Sounds great, getting cheap talent to step right into the lineup. Only problem is, it’s a pipe dream.

The simple fact is that once you get out of the first round and the early part of the second it is very unusual to find players who can come in and start immediately. I wrote a long “mythbuster” post about it a few weeks ago but since the subject keeps coming up let’s revisit it.

The Redskins have their first pick in the second round. In the 2012 draft, 12 of the 32 players picked started 10 games or more for their teams as rookies. If you go back into the latter stages of the second (the Redskins have the 21st pick of the round) it gets even harder to find a starter. Just three of the last 15 players picked in the second round last year were 10-game starters.

Finding an immediate starter in round three, as you might suspect, is even more difficult. Just three players picked in the third last year were starters as rookies.
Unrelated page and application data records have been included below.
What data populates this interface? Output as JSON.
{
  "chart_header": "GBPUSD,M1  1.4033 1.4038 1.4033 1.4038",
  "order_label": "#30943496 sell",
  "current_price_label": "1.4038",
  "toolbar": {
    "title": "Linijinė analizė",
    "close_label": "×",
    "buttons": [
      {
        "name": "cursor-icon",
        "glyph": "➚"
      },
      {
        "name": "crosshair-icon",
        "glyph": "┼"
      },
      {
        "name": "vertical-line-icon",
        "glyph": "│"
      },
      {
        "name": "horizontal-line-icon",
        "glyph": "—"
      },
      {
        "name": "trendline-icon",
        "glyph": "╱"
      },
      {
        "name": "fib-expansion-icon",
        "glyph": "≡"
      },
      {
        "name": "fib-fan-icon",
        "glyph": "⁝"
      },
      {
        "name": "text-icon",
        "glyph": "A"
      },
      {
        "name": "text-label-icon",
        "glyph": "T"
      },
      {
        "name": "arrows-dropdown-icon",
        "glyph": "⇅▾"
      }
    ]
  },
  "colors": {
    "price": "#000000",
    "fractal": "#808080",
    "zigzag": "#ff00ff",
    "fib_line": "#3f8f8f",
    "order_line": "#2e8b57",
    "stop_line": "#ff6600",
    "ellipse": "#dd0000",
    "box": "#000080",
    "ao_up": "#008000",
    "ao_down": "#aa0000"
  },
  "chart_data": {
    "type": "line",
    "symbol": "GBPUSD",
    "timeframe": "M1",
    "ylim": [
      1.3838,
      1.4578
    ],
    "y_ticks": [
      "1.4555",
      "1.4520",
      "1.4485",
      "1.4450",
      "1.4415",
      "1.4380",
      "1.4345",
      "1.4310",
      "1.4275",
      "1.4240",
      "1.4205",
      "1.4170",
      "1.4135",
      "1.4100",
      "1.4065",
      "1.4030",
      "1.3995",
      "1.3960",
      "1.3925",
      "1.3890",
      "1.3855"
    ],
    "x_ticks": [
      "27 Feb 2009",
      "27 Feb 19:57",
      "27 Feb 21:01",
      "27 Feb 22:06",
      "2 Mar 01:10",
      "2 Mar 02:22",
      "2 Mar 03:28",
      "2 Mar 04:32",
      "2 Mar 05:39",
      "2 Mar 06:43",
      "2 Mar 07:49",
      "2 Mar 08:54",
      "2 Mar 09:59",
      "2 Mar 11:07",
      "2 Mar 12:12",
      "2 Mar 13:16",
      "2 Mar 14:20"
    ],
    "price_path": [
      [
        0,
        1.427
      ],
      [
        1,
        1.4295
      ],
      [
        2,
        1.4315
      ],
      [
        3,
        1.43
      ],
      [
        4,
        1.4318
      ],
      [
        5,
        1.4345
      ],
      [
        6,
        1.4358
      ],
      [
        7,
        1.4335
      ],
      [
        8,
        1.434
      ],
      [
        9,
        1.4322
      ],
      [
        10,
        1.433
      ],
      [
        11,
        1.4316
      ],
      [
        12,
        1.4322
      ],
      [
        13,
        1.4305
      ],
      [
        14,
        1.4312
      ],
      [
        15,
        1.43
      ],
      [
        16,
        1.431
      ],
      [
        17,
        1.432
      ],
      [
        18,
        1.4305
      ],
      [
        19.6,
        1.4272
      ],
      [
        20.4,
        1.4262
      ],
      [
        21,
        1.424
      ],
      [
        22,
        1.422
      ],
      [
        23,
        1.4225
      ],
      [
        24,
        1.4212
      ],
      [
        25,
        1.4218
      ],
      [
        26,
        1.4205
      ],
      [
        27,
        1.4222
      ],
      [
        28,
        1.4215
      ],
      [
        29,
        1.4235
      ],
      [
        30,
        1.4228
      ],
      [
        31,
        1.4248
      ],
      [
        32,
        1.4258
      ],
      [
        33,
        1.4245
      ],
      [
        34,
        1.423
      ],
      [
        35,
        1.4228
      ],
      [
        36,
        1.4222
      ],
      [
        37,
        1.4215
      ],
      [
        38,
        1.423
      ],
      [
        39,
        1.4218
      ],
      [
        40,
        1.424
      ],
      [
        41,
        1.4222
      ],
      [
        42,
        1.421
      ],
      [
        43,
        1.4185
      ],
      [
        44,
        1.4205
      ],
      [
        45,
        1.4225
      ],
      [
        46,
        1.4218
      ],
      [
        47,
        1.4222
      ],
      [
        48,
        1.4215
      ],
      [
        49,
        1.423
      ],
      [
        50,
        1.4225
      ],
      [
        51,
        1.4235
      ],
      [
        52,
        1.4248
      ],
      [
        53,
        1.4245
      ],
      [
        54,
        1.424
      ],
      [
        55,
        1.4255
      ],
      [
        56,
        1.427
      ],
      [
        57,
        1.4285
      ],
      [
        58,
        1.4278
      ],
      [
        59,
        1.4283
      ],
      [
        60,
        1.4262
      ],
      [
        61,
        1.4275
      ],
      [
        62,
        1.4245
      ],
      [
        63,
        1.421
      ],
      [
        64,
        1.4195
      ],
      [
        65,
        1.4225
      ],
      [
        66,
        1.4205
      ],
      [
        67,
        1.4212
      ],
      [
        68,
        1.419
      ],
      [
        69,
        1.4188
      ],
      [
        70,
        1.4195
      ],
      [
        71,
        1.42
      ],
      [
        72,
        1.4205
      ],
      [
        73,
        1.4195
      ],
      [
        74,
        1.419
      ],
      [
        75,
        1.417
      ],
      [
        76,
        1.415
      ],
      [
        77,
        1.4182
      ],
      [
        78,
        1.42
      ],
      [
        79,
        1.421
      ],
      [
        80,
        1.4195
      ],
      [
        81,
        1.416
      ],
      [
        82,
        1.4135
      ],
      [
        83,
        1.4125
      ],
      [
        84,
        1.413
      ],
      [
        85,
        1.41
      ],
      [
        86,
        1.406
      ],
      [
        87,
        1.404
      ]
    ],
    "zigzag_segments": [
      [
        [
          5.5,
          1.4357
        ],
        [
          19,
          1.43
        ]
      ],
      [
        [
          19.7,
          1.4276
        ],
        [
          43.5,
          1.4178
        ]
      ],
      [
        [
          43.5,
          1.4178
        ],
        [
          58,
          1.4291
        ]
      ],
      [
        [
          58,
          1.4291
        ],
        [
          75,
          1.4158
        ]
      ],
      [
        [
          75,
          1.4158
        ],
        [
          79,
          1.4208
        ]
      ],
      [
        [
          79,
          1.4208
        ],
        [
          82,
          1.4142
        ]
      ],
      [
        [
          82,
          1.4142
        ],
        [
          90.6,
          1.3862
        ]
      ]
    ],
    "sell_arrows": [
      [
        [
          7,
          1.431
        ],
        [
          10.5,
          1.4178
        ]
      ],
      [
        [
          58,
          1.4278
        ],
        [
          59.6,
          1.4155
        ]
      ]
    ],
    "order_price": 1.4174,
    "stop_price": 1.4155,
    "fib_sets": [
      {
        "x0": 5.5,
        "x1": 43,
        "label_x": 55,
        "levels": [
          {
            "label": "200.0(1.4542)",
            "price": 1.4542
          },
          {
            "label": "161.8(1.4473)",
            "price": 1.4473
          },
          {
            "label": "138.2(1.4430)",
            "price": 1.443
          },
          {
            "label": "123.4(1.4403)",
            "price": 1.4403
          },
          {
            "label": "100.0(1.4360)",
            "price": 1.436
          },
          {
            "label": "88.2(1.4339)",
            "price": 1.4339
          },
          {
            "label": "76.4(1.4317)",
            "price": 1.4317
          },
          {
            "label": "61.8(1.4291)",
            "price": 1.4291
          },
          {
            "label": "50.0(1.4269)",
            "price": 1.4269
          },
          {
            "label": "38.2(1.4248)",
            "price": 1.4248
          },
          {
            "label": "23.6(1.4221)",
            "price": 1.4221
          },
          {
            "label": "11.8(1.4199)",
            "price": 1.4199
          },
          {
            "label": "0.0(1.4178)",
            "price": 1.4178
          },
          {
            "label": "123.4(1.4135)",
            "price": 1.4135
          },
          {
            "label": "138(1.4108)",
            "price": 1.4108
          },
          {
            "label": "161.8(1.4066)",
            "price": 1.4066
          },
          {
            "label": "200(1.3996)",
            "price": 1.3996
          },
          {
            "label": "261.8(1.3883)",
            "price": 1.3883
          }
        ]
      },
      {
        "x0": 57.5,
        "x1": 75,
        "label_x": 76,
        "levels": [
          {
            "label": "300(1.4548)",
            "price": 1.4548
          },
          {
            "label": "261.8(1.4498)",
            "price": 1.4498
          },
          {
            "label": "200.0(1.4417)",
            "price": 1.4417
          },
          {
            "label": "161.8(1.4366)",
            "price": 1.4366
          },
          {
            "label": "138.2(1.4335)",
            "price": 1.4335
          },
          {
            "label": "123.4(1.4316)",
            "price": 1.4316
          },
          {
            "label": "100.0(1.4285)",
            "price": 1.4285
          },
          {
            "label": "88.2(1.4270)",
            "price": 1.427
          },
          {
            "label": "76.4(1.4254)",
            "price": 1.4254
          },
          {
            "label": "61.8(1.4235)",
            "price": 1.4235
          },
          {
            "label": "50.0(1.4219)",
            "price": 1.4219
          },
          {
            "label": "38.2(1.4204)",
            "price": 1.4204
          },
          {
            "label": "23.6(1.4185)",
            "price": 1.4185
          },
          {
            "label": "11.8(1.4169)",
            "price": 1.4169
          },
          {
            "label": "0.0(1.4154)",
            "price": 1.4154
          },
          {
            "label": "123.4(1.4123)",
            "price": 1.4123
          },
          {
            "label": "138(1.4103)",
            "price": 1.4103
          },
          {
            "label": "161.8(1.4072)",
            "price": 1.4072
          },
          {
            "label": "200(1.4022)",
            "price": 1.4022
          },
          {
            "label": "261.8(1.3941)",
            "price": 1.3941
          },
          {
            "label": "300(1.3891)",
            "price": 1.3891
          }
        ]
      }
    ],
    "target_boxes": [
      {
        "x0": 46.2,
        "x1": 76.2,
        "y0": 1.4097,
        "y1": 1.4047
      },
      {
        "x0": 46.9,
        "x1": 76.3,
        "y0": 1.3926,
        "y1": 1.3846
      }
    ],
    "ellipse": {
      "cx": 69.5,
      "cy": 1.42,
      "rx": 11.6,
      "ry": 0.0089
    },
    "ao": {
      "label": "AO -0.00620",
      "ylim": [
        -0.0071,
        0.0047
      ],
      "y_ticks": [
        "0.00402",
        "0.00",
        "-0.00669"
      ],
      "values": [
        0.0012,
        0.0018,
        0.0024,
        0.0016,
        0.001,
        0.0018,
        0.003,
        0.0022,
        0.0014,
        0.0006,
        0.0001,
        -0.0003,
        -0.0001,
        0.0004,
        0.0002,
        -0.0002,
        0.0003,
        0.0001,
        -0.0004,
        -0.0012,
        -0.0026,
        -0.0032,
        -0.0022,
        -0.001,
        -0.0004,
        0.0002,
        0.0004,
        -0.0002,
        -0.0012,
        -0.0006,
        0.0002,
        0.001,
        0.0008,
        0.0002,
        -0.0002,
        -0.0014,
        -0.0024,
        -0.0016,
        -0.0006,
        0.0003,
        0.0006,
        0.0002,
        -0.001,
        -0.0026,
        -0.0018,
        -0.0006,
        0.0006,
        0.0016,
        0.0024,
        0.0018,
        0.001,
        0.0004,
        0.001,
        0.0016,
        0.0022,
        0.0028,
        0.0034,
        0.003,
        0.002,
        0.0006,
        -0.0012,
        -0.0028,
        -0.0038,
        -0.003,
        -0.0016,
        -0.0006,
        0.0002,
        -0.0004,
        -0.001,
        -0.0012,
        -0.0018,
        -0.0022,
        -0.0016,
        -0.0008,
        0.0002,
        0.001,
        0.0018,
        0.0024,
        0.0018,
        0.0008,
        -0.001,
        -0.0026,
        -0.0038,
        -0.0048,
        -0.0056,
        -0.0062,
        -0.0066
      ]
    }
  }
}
In all, from the middle of the second round on, which is where all seven of the Redskins’ picks fall, just 15 of the 206 players picked started 10 or more games. That comes to 7.2 percent.